|Release Date:||01 September 2016|
|Most Recent Update:||01 September 2016|
|Project files:||Open GitHub repository|
|Minimum TIDE version:||5.02.09|
|Minimum TiOS version:||TPP2, TPP3: 3.60.00; TPP2(G2), TPP3(G2): 3.60.87|
|Platform:||TPS2W, TPS3W, TPS2W(G2), TPS3W(G2)|
|Try it on:||TPS, add Tibbits as needed|
You will need:
The last two Tibbits are necessary if you are going to power your rig from a 12V power adaptor. Alternatively you can supply regulated +5V power directly to the TPP.
Tibbit #57 is based on the ICE5LP2K-SWG36ITR50 FPGA from Lattice Semiconductor. This FPGA is suitable for a large number of projects. One such project is the smart LED controller.
In the smart LED configuration, Tibbit #57 can control a string of daisy-chained SK6812RGBW LEDs. SK6812RGBW devices carry a small IC driving four onboard light emitters with red, green, blue, and white colors. Each of the color sources can be set to one of the 256 levels of brightness, meaning that four bytes of data are needed per LED.
Smart LEDs are controlled via a special 1-wire protocol. Each LED has a DIN (data in) and DOUT (data out) pins. The DIN pin of the first LED in the chain is connected to the IO1 line of the FPGA Tibbit. The DOUT of the first LED is connected to the DIN of the second LED, the DOUT of the second LED — to the DIN of the third LED, and so on.
Depending on the number of LEDs you are connecting, you may be able to power them from your TPS, or you may need to use an external +5V power supply.
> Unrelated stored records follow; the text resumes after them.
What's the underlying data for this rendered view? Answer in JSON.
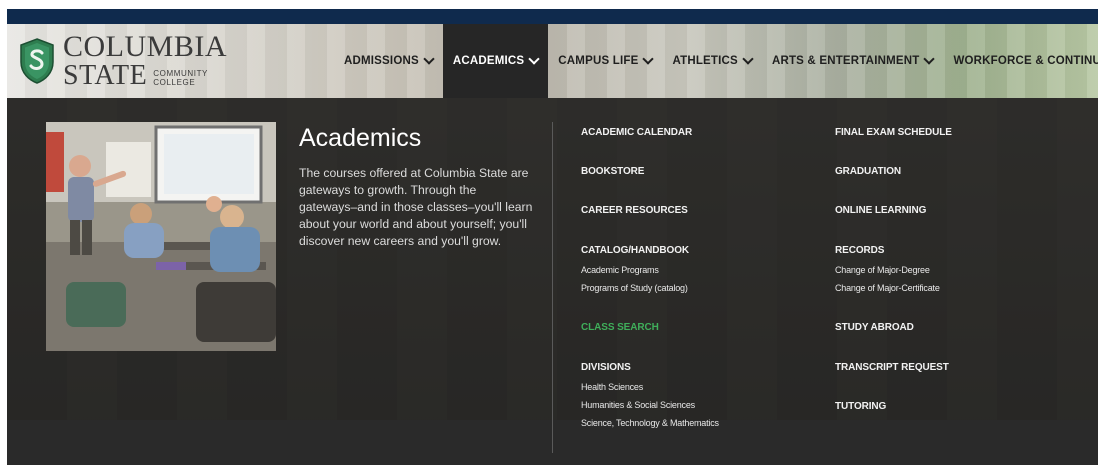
{
  "logo": {
    "line1": "COLUMBIA",
    "line2": "STATE",
    "line3a": "COMMUNITY",
    "line3b": "COLLEGE"
  },
  "nav": [
    {
      "label": "ADMISSIONS"
    },
    {
      "label": "ACADEMICS"
    },
    {
      "label": "CAMPUS LIFE"
    },
    {
      "label": "ATHLETICS"
    },
    {
      "label": "ARTS & ENTERTAINMENT"
    },
    {
      "label": "WORKFORCE & CONTINUING EDU"
    }
  ],
  "dropdown": {
    "title": "Academics",
    "description": "The courses offered at Columbia State are gateways to growth. Through the gateways–and in those classes–you'll learn about your world and about yourself; you'll discover new careers and you'll grow.",
    "col1": {
      "academic_calendar": "ACADEMIC CALENDAR",
      "bookstore": "BOOKSTORE",
      "career_resources": "CAREER RESOURCES",
      "catalog_handbook": "CATALOG/HANDBOOK",
      "academic_programs": "Academic Programs",
      "programs_of_study": "Programs of Study (catalog)",
      "class_search": "CLASS SEARCH",
      "divisions": "DIVISIONS",
      "health_sciences": "Health Sciences",
      "humanities": "Humanities & Social Sciences",
      "stem": "Science, Technology & Mathematics"
    },
    "col2": {
      "final_exam": "FINAL EXAM SCHEDULE",
      "graduation": "GRADUATION",
      "online_learning": "ONLINE LEARNING",
      "records": "RECORDS",
      "change_degree": "Change of Major-Degree",
      "change_certificate": "Change of Major-Certificate",
      "study_abroad": "STUDY ABROAD",
      "transcript_request": "TRANSCRIPT REQUEST",
      "tutoring": "TUTORING"
    }
  },
  "colors": {
    "top_strip": "#0f2a4d",
    "dropdown_bg": "#242424",
    "class_search": "#3fae5a",
    "logo_green": "#2e7d4f"
  }
}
R, G, and B emitters of each LED consume up to 9mA each, the white emitter consumes up to 18 mA. Count the available current and choose the right power source!
Before you run the application, set the actual number of LEDs you have connected in the "Const NUM_LEDS=" line.
The test application has three modes — PATTERN_1, PATTERN_2, PATTERN_3. Select the mode in the "Dim pattern_mode as pattern_modes=" line.
PATTERN_1: All LEDs set to the same color, the color will gradually change from R to G, from G to B, and from B to R.
PATTERN_2: A moving pattern of RGB colors.
PATTERN_3: White LEDs all set to the same brightness, and the brightness gradually changes between minimum and maximum.
The longer your LED chain is, the slower the "animation" runs. If you have a small number of LEDs connected (10-20), then you may discover that everything changes too fast. In that case, increase the delay specified by the "Const LED_OUTPUT_DELAY=" line.